- More SAMHSA-listed substance abuse treatment centers are private for-profit facilities—this means there is generally a broader range of treatment methodologies available to clients. (source N-SSATS)
- There are numerous detoxification options—6% residential non-hospital and 3% hospital inpatient, yet most are located in Denver and Colorado Springs.
- Some of the most significant gaps in treatment were recorded as being related to an insufficient workforce. In addition, only a small percentage of spending is used for substance use disorder treatment. However, as of 2020 onward, more is being spent by the state.
- There are over 350 substance use treatment centers in the state, yet only 13% are classified as residential non-hospital settings. Residential drug rehab continues to be the best approach to treating addiction.
- In-house aftercare support is limited to primarily the Denver region—in-house includes transitional housing, halfway houses, and sober homes.
- Medicaid and private health insurance only cover over 50% of substance use treatment, which may present a barrier for many families.
Overall, there are excellent substance use treatment resources and programs offering current evidence-based approaches with non-traditional approaches. However, financial barriers remain an issue for many despite Medicaid expanding coverage for substance use treatment.
Colorado Substance Use Statistics
Based on SAMHSA and TEDS:
- There were 67,510 substance abuse treatment admissions in 2020 for individuals aged 12 and older in Colorado.
- 23,924 of these admissions were for an addiction to alcohol only, accounting for 35.4% of all admissions.
According to NCDAS in 2020:
- Teens within the state of Colorado are 37.4% more likely than American teens to have used drugs in the last month.
- 50,000 teens (ages 12-17) reported using drugs in the last month.
- Of this number, 0.69% reported using cocaine in the last year, and 0.23% reported using methamphetamines.
Per NIDA in 2018:
- There were 564 drug overdose deaths involving opioids were reported in that year.
- Providers in the state wrote 45.1 opioid prescriptions per 100 population, which is slightly lower than the average US rate of 51.4 prescriptions.
What's new in Colorado
26 April 2022
The Latest News on Addiction and Recovery in Colorado
Alcohol addiction takes over—
The number of alcohol-related deaths jumped by nearly 30% in Colorado in 2020. More people were struggling with alcoholism, and fewer people were accessing treatment. UCHealth researchers noted that more options were needed for treatment for alcohol use disorders.

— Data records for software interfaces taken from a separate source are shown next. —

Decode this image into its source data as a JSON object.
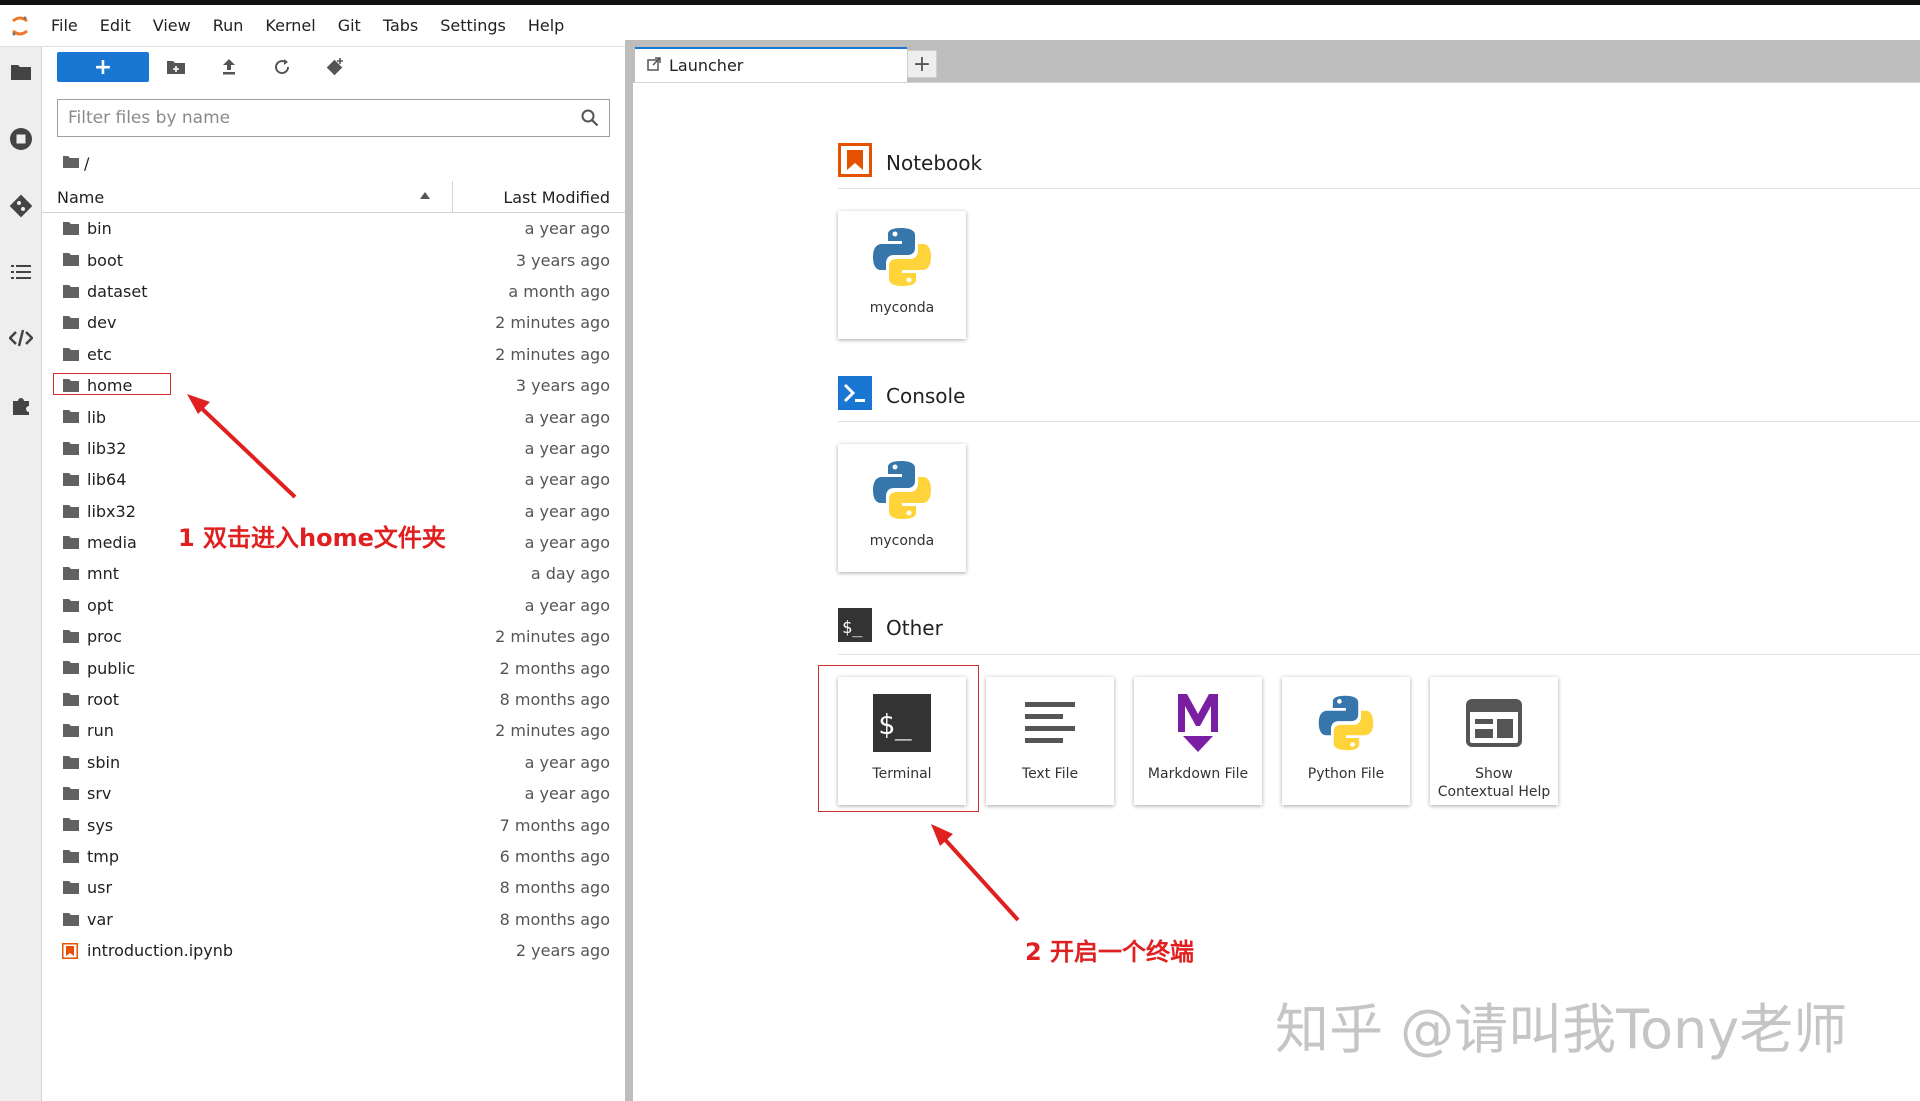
{
  "menubar": {
    "items": [
      "File",
      "Edit",
      "View",
      "Run",
      "Kernel",
      "Git",
      "Tabs",
      "Settings",
      "Help"
    ]
  },
  "sidebar": {
    "icons": [
      "folder-icon",
      "running-icon",
      "git-icon",
      "toc-icon",
      "code-icon",
      "extension-icon"
    ]
  },
  "filebrowser": {
    "new_label": "+",
    "filter_placeholder": "Filter files by name",
    "breadcrumb": "/",
    "col_name": "Name",
    "col_modified": "Last Modified",
    "files": [
      {
        "name": "bin",
        "modified": "a year ago",
        "type": "folder"
      },
      {
        "name": "boot",
        "modified": "3 years ago",
        "type": "folder"
      },
      {
        "name": "dataset",
        "modified": "a month ago",
        "type": "folder"
      },
      {
        "name": "dev",
        "modified": "2 minutes ago",
        "type": "folder"
      },
      {
        "name": "etc",
        "modified": "2 minutes ago",
        "type": "folder"
      },
      {
        "name": "home",
        "modified": "3 years ago",
        "type": "folder"
      },
      {
        "name": "lib",
        "modified": "a year ago",
        "type": "folder"
      },
      {
        "name": "lib32",
        "modified": "a year ago",
        "type": "folder"
      },
      {
        "name": "lib64",
        "modified": "a year ago",
        "type": "folder"
      },
      {
        "name": "libx32",
        "modified": "a year ago",
        "type": "folder"
      },
      {
        "name": "media",
        "modified": "a year ago",
        "type": "folder"
      },
      {
        "name": "mnt",
        "modified": "a day ago",
        "type": "folder"
      },
      {
        "name": "opt",
        "modified": "a year ago",
        "type": "folder"
      },
      {
        "name": "proc",
        "modified": "2 minutes ago",
        "type": "folder"
      },
      {
        "name": "public",
        "modified": "2 months ago",
        "type": "folder"
      },
      {
        "name": "root",
        "modified": "8 months ago",
        "type": "folder"
      },
      {
        "name": "run",
        "modified": "2 minutes ago",
        "type": "folder"
      },
      {
        "name": "sbin",
        "modified": "a year ago",
        "type": "folder"
      },
      {
        "name": "srv",
        "modified": "a year ago",
        "type": "folder"
      },
      {
        "name": "sys",
        "modified": "7 months ago",
        "type": "folder"
      },
      {
        "name": "tmp",
        "modified": "6 months ago",
        "type": "folder"
      },
      {
        "name": "usr",
        "modified": "8 months ago",
        "type": "folder"
      },
      {
        "name": "var",
        "modified": "8 months ago",
        "type": "folder"
      },
      {
        "name": "introduction.ipynb",
        "modified": "2 years ago",
        "type": "notebook"
      }
    ]
  },
  "tabs": {
    "launcher_label": "Launcher",
    "add_label": "+"
  },
  "launcher": {
    "notebook_title": "Notebook",
    "console_title": "Console",
    "other_title": "Other",
    "notebook_card": "myconda",
    "console_card": "myconda",
    "other_cards": [
      "Terminal",
      "Text File",
      "Markdown File",
      "Python File",
      "Show Contextual Help"
    ]
  },
  "annotations": {
    "step1": "1 双击进入home文件夹",
    "step2": "2 开启一个终端"
  },
  "watermark": "知乎 @请叫我Tony老师",
  "colors": {
    "accent": "#1976d2",
    "annotation": "#e02020",
    "notebook_orange": "#e65100",
    "markdown_purple": "#7b1fa2"
  }
}
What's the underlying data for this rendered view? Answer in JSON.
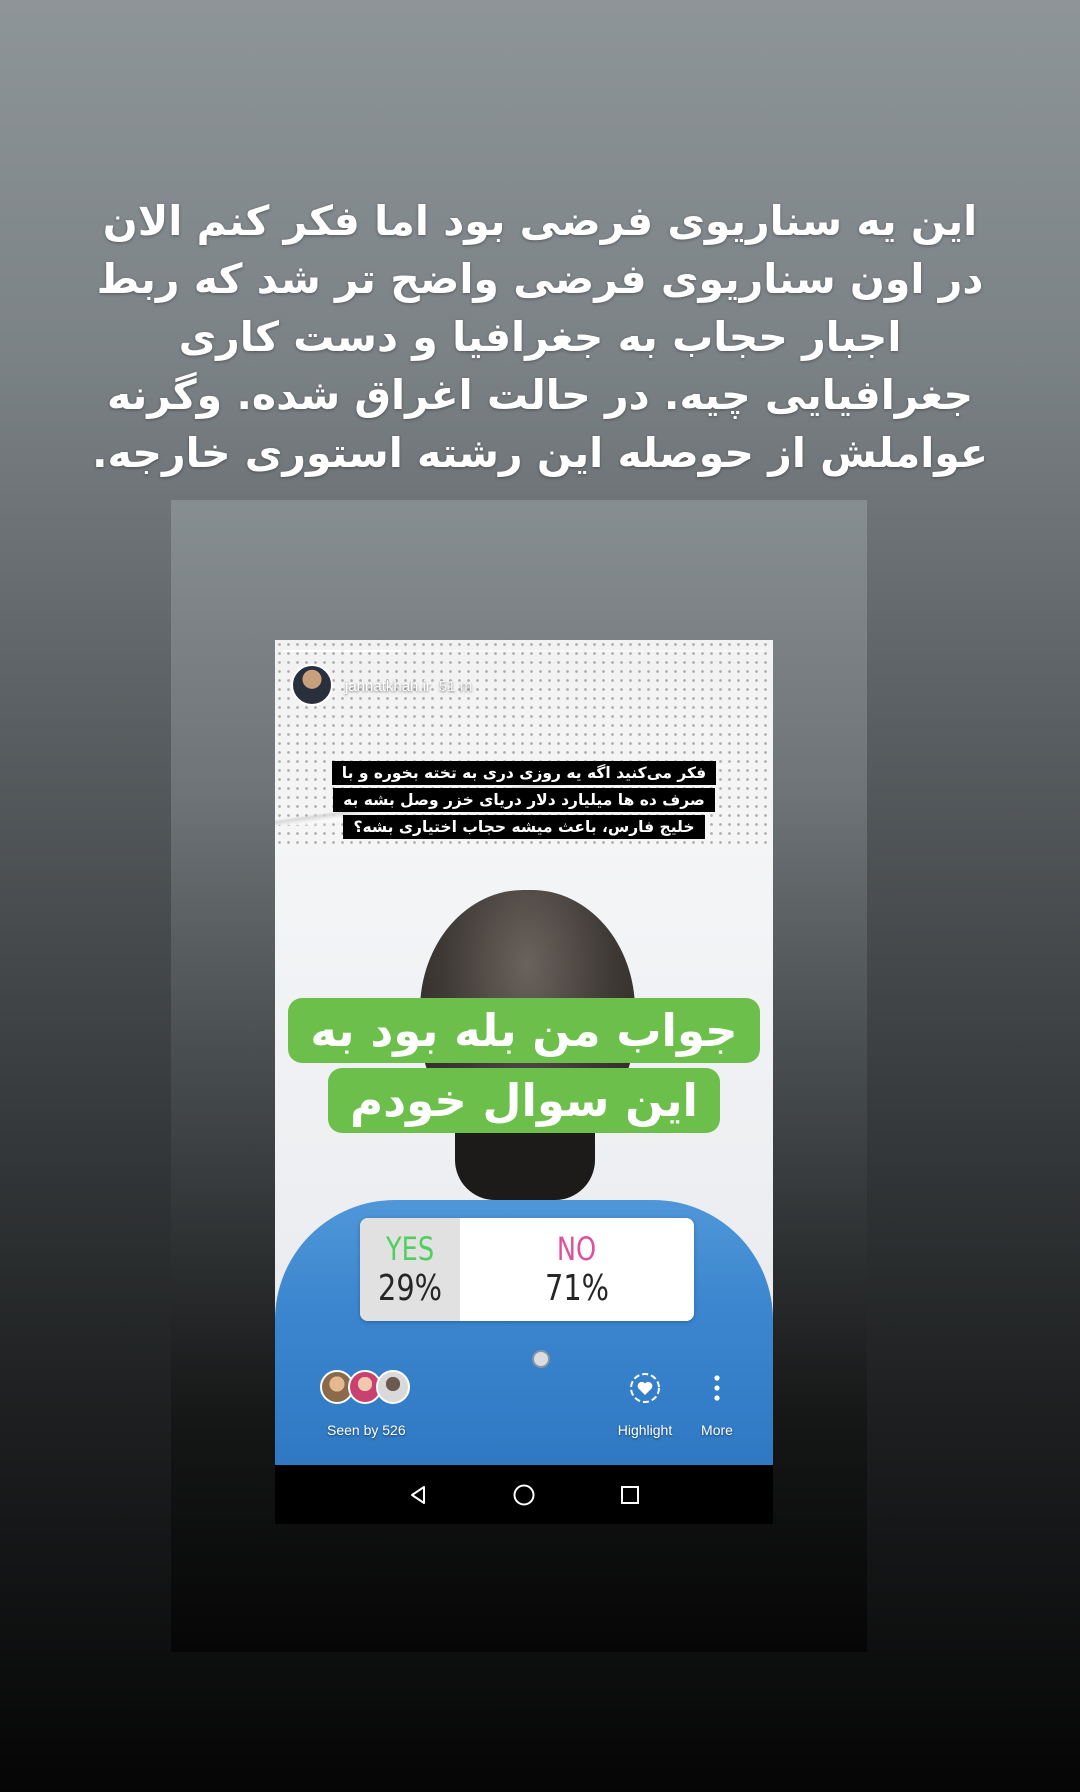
{
  "caption": "این یه سناریوی فرضی بود اما فکر کنم الان در اون سناریوی فرضی واضح تر شد که ربط اجبار حجاب به جغرافیا و دست کاری جغرافیایی چیه. در حالت اغراق شده. وگرنه عواملش از حوصله این رشته استوری خارجه.",
  "story": {
    "username": "jannatkhah.ir",
    "time": "51 m",
    "progress_segments": 8,
    "progress_done": 2,
    "question": "فکر می‌کنید اگه یه روزی دری به تخته بخوره و با صرف ده ها میلیارد دلار دریای خزر وصل بشه به خلیج فارس، باعث میشه حجاب اختیاری بشه؟",
    "answer": "جواب من بله بود به این سوال خودم",
    "poll": {
      "options": [
        {
          "label": "YES",
          "percent": "29%",
          "color": "#4fcf5c"
        },
        {
          "label": "NO",
          "percent": "71%",
          "color": "#e0509b"
        }
      ]
    },
    "seen_by": "Seen by 526",
    "actions": {
      "highlight": "Highlight",
      "more": "More"
    }
  },
  "icons": [
    "highlight-heart-icon",
    "more-vertical-icon",
    "nav-back-icon",
    "nav-home-icon",
    "nav-recents-icon"
  ]
}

Contributing factors included loss of access to group-based therapies after COVID hit, coping with stress, a higher likelihood of drinking alone, and no one around to help. It is estimated that roughly 7% of people who have an alcohol addiction receive any treatment.
Along with alcohol, another legal drug, recreational cannabis continues to be a hot topic in local politics.
Local doctors are speaking up about the impact of recreational cannabis on mental and physical health in Colorado—
The issue is with the present cannabis market and its danger due to high THC content. Cannabis oil sand concentrates have enhanced the strength of recreational cannabis to above 90%, without any regulations. The most significant health concern for many health experts is addiction.
For example, using cannabis as an adolescent with THC potency exceeding 10 to 15% increases the risk of addiction. The psychological and behavioral issues associated with high potency cannabis are addiction, dependence, and withdrawal.
Finally, more pressure is being placed on Colorado politicians to crack down on fentanyl—
A new bipartisan statehouse bill includes stiffer criminal penalties for those who distribute fentanyl—though not for those who possess it. In addition, there are millions of dollars for Narcan, naloxone, fentanyl test strips, and jail-based drug treatment.
Fentanyl continues to be a significant threat. Illegal drug manufacturers mix fentanyl into other substances because it is cheaper to produce.